TASK OBJECTIVE: Filter the entries down to the lines containing "encoding", and copy those lines.

EXTRACTED INFORMATION:
+-------+
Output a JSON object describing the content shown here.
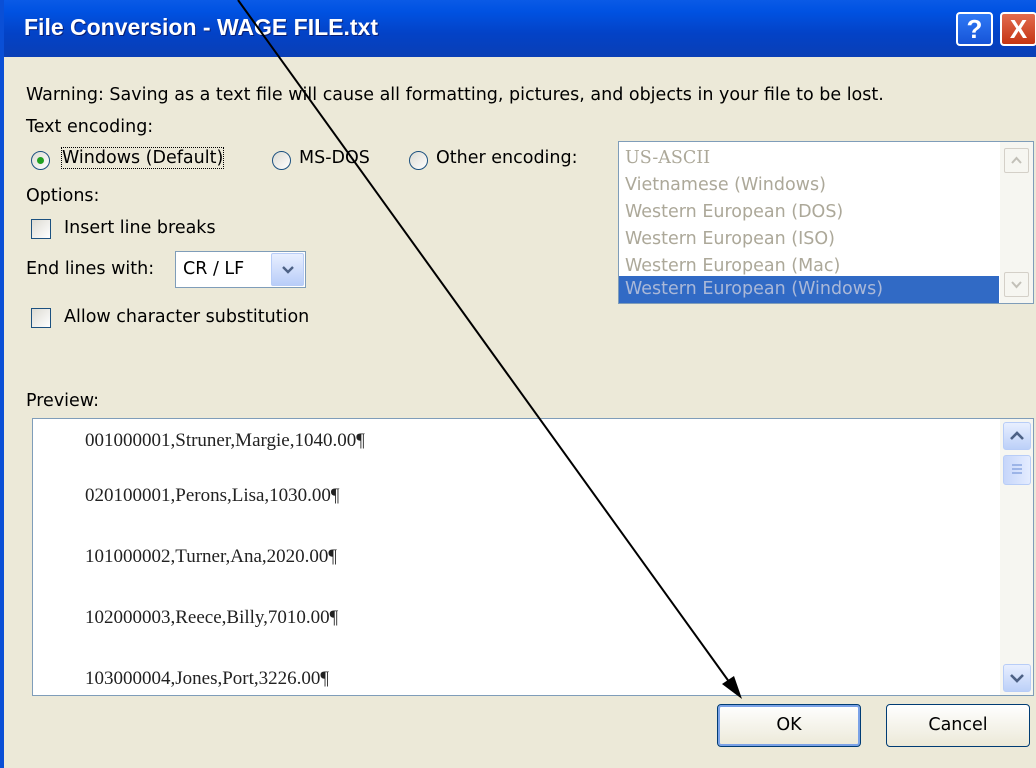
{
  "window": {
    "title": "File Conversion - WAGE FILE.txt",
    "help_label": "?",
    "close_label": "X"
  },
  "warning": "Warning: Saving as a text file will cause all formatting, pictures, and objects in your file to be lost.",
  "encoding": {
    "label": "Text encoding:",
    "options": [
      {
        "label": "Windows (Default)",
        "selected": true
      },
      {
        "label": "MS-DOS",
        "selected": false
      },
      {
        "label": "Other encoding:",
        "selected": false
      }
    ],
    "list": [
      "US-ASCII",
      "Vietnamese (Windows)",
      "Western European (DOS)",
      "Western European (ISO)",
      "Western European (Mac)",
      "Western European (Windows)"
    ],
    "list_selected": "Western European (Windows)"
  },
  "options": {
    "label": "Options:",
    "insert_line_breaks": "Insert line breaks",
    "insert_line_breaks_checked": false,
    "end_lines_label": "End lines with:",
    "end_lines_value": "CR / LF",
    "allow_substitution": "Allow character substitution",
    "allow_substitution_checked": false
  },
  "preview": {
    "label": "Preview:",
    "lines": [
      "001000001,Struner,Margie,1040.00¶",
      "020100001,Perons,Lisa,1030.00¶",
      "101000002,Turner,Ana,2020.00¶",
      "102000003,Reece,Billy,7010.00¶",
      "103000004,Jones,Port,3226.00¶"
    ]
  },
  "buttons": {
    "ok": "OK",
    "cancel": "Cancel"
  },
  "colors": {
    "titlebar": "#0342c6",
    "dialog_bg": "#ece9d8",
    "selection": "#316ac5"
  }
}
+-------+
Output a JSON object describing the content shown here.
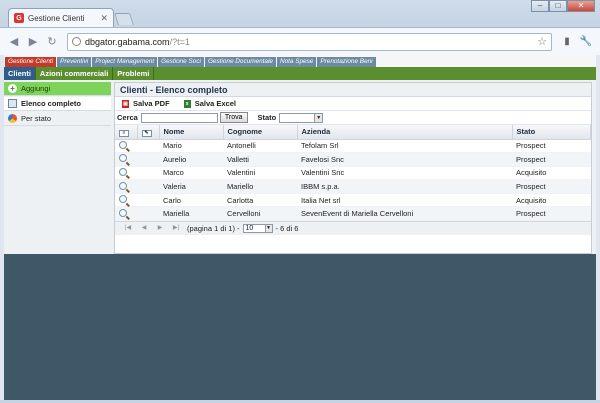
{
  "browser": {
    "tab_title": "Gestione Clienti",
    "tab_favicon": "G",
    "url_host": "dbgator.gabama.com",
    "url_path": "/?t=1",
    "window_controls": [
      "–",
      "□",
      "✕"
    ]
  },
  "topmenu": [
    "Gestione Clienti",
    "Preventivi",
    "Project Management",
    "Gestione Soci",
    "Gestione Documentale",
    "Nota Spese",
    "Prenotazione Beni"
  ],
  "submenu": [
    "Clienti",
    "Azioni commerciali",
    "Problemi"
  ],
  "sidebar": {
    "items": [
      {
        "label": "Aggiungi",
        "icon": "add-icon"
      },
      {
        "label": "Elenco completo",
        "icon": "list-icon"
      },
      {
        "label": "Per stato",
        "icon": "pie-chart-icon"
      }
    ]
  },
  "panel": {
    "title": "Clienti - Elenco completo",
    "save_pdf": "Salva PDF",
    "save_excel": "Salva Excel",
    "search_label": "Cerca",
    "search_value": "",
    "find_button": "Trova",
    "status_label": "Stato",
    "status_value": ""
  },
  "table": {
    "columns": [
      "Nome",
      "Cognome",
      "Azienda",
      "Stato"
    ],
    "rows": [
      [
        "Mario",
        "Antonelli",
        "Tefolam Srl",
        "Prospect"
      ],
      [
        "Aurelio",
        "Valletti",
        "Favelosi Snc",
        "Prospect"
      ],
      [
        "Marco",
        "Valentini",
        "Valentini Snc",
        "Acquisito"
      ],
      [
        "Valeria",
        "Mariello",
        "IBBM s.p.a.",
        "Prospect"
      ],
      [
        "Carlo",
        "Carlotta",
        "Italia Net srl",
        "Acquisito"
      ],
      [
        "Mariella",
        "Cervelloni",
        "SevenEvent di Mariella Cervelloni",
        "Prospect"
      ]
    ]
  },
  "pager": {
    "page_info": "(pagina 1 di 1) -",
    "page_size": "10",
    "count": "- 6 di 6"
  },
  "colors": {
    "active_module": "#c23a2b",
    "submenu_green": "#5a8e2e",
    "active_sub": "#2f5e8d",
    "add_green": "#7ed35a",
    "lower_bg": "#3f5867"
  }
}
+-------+
COMPLETED TASK:
  "encoding": {
    "label": "Text encoding:",
        "label": "Other encoding:",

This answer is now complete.